Question:The making of the golden calf is often presented as the height of Israel’s rejection of God and His law. But it was only one of several incidents of rebellion that occurred in the wilderness. Among all these provocations, which ones were the most serious?

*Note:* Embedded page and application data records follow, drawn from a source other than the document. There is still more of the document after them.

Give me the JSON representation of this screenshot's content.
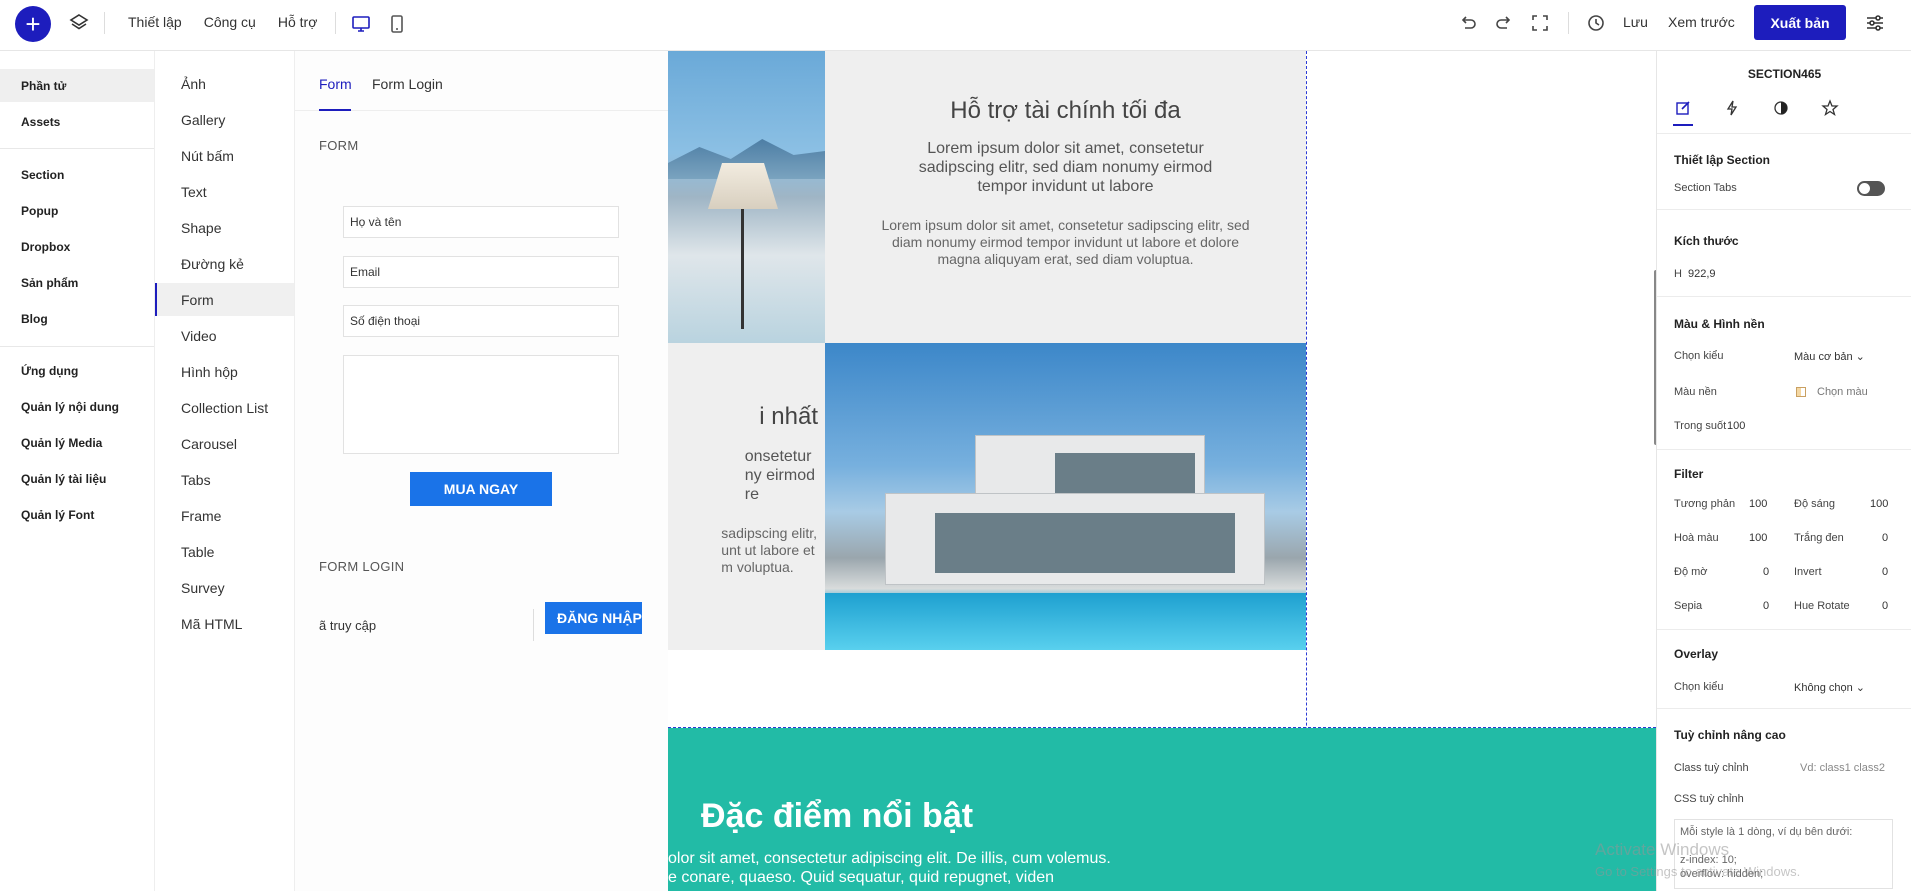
{
  "topbar": {
    "menu": [
      "Thiết lập",
      "Công cụ",
      "Hỗ trợ"
    ],
    "save": "Lưu",
    "preview": "Xem trước",
    "publish": "Xuất bản"
  },
  "panel1": {
    "group1": [
      "Phần tử",
      "Assets"
    ],
    "group2": [
      "Section",
      "Popup",
      "Dropbox",
      "Sản phẩm",
      "Blog"
    ],
    "group3": [
      "Ứng dụng",
      "Quản lý nội dung",
      "Quản lý Media",
      "Quản lý tài liệu",
      "Quản lý Font"
    ]
  },
  "panel2": {
    "items": [
      "Ảnh",
      "Gallery",
      "Nút bấm",
      "Text",
      "Shape",
      "Đường kẻ",
      "Form",
      "Video",
      "Hình hộp",
      "Collection List",
      "Carousel",
      "Tabs",
      "Frame",
      "Table",
      "Survey",
      "Mã HTML"
    ]
  },
  "panel3": {
    "tabs": [
      "Form",
      "Form Login"
    ],
    "form_heading": "FORM",
    "fields": [
      "Họ và tên",
      "Email",
      "Số điện thoại"
    ],
    "buy_button": "MUA NGAY",
    "login_heading": "FORM LOGIN",
    "login_field": "ã truy cập",
    "login_button": "ĐĂNG NHẬP"
  },
  "canvas": {
    "section_title": "Hỗ trợ tài chính tối đa",
    "section_lead": "Lorem ipsum dolor sit amet, consetetur sadipscing elitr, sed diam nonumy eirmod tempor invidunt ut labore",
    "section_small": "Lorem ipsum dolor sit amet, consetetur sadipscing elitr, sed diam nonumy eirmod tempor invidunt ut labore et dolore magna aliquyam erat, sed diam voluptua.",
    "mid_title": "i nhất",
    "mid_lead_1": "onsetetur",
    "mid_lead_2": "ny eirmod",
    "mid_lead_3": "re",
    "mid_small_1": "sadipscing elitr,",
    "mid_small_2": "unt ut labore et",
    "mid_small_3": "m voluptua.",
    "teal_title": "Đặc điểm nổi bật",
    "teal_text_1": "olor sit amet, consectetur adipiscing elit. De illis, cum volemus.",
    "teal_text_2": "e conare, quaeso. Quid sequatur, quid repugnet, viden"
  },
  "rpanel": {
    "title": "SECTION465",
    "setup_title": "Thiết lập Section",
    "section_tabs": "Section Tabs",
    "size_title": "Kích thước",
    "h_label": "H",
    "h_value": "922,9",
    "bg_title": "Màu & Hình nền",
    "choose_type": "Chọn kiểu",
    "type_value": "Màu cơ bản",
    "bg_color": "Màu nền",
    "pick_color": "Chọn màu",
    "opacity": "Trong suốt",
    "opacity_value": "100",
    "filter_title": "Filter",
    "filters": [
      {
        "label": "Tương phản",
        "value": "100"
      },
      {
        "label": "Độ sáng",
        "value": "100"
      },
      {
        "label": "Hoà màu",
        "value": "100"
      },
      {
        "label": "Trắng đen",
        "value": "0"
      },
      {
        "label": "Độ mờ",
        "value": "0"
      },
      {
        "label": "Invert",
        "value": "0"
      },
      {
        "label": "Sepia",
        "value": "0"
      },
      {
        "label": "Hue Rotate",
        "value": "0"
      }
    ],
    "overlay_title": "Overlay",
    "overlay_choose": "Chọn kiểu",
    "overlay_value": "Không chọn",
    "advanced_title": "Tuỳ chỉnh nâng cao",
    "class_label": "Class tuỳ chỉnh",
    "class_placeholder": "Vd: class1 class2",
    "css_label": "CSS tuỳ chỉnh",
    "css_hint": "Mỗi style là 1 dòng, ví dụ bên dưới:",
    "css_ex1": "z-index: 10;",
    "css_ex2": "overflow: hidden;"
  },
  "watermark": {
    "line1": "Activate Windows",
    "line2": "Go to Settings to activate Windows."
  },
  "colors": {
    "accent": "#1d1dbd",
    "button_blue": "#1a73e8",
    "teal": "#22bba6"
  }
}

Summary: The translations, revelations, and teachings of the Prophet Joseph Smith make it clear that the most serious provocations of Israel had nothing to do with their frequent complainings in the wilderness, as one might otherwise imagine. Rather, they had to do with Israel’s deliberate rejection of “the last law from Moses,” a law associated with the fulness of the priesthood and its blessings. In their rejection of that law, Israel had refused “to sanctify [themselves] that they might behold the face of God” at Sinai. Instead, they prayed “that God would speak to Moses and not to them.” “In consequence of [their actions, God] cursed them with a carnal law.” And, as a result of their actions, the generation of Israelites who left Egypt in the Exodus would neither enter into the promised land nor into “the rest of the Lord” during their mortal lives. Happily, the Lord holds out the possibility of receiving these sometimes-rejected blessings to faithful disciples in our day who are willing to make and keep the covenants that will enable them to continually enjoy the divine presence. Through “sufficient hope,” the “peaceable followers of Christ” may “enter into the rest of the Lord” in this life, “until [they] shall rest with him in heaven.” This rest “is the fulness of his glory.”
The full article may be found at the Interpreter Foundation website: KnoWhy OTL14B — What Were Israel’s Most Serious Provocations of the Lord in the Wilderness?